**What needs to be done**: Write out all the records exactly, and keep any images out.

[Collected data]
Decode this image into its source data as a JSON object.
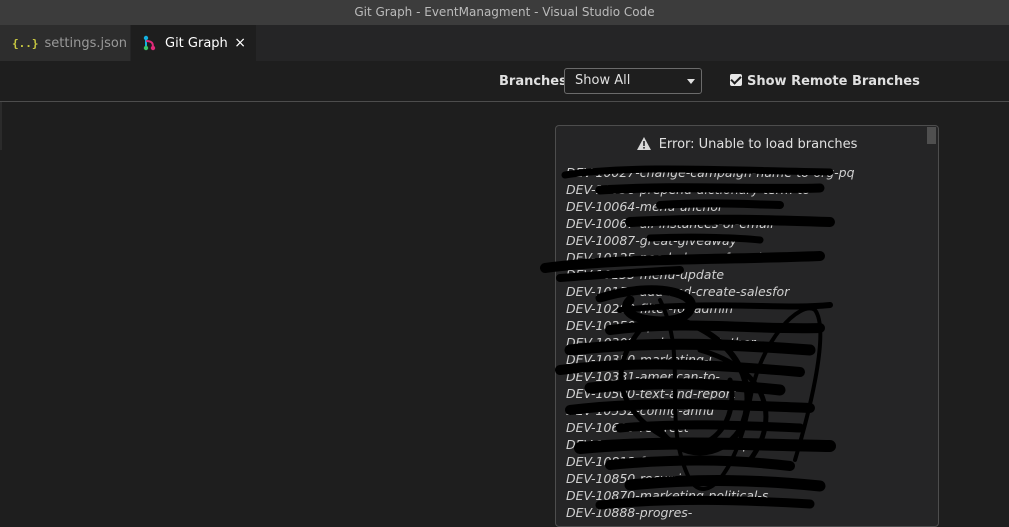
{
  "window": {
    "title": "Git Graph - EventManagment - Visual Studio Code"
  },
  "tabs": [
    {
      "label": "settings.json",
      "icon": "json-icon",
      "icon_glyph": "{..}"
    },
    {
      "label": "Git Graph",
      "icon": "git-graph-icon",
      "close": "×"
    }
  ],
  "controls": {
    "branches_label": "Branches:",
    "branches_value": "Show All",
    "show_remote_label": "Show Remote Branches",
    "show_remote_checked": true
  },
  "error": {
    "title": "Error: Unable to load branches",
    "icon": "warning-icon",
    "branches": [
      "DEV-10027-change-campaign-name-to-org-pq",
      "DEV-10036-prepend-dictionary-term-to-",
      "DEV-10064-menu-anchor",
      "DEV-10067-all-instances-of-email",
      "DEV-10087-great-giveaway",
      "DEV-10125-needed-scan-for-miami",
      "DEV-10135-menu-update",
      "DEV-10153-add-and-create-salesfor",
      "DEV-10200-filter-for-admin",
      "DEV-10250-option-for-s",
      "DEV-10309-and-form-getother",
      "DEV-10350-marketing-i",
      "DEV-10381-american-to-",
      "DEV-10500-text-and-report",
      "DEV-10532-config-annu",
      "DEV-10600-redirect",
      "DEV-10615-remove-create-spec",
      "DEV-10813-form",
      "DEV-10850-recurri",
      "DEV-10870-marketing-political-s",
      "DEV-10888-progres-"
    ]
  },
  "colors": {
    "background": "#1e1e1e",
    "titlebar": "#3c3c3c",
    "json_icon": "#cbcb41",
    "git_icon_primary": "#14b0e0",
    "git_icon_secondary": "#e02a7a"
  }
}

**Written answer**:
Decode this image into its source data as a JSON object.
{
  "window": {
    "title": "Git Graph - EventManagment - Visual Studio Code"
  },
  "tabs": [
    {
      "label": "settings.json",
      "icon": "json-icon",
      "icon_glyph": "{..}"
    },
    {
      "label": "Git Graph",
      "icon": "git-graph-icon",
      "close": "×"
    }
  ],
  "controls": {
    "branches_label": "Branches:",
    "branches_value": "Show All",
    "show_remote_label": "Show Remote Branches",
    "show_remote_checked": true
  },
  "error": {
    "title": "Error: Unable to load branches",
    "icon": "warning-icon",
    "branches": [
      "DEV-10027-change-campaign-name-to-org-pq",
      "DEV-10036-prepend-dictionary-term-to-",
      "DEV-10064-menu-anchor",
      "DEV-10067-all-instances-of-email",
      "DEV-10087-great-giveaway",
      "DEV-10125-needed-scan-for-miami",
      "DEV-10135-menu-update",
      "DEV-10153-add-and-create-salesfor",
      "DEV-10200-filter-for-admin",
      "DEV-10250-option-for-s",
      "DEV-10309-and-form-getother",
      "DEV-10350-marketing-i",
      "DEV-10381-american-to-",
      "DEV-10500-text-and-report",
      "DEV-10532-config-annu",
      "DEV-10600-redirect",
      "DEV-10615-remove-create-spec",
      "DEV-10813-form",
      "DEV-10850-recurri",
      "DEV-10870-marketing-political-s",
      "DEV-10888-progres-"
    ]
  },
  "colors": {
    "background": "#1e1e1e",
    "titlebar": "#3c3c3c",
    "json_icon": "#cbcb41",
    "git_icon_primary": "#14b0e0",
    "git_icon_secondary": "#e02a7a"
  }
}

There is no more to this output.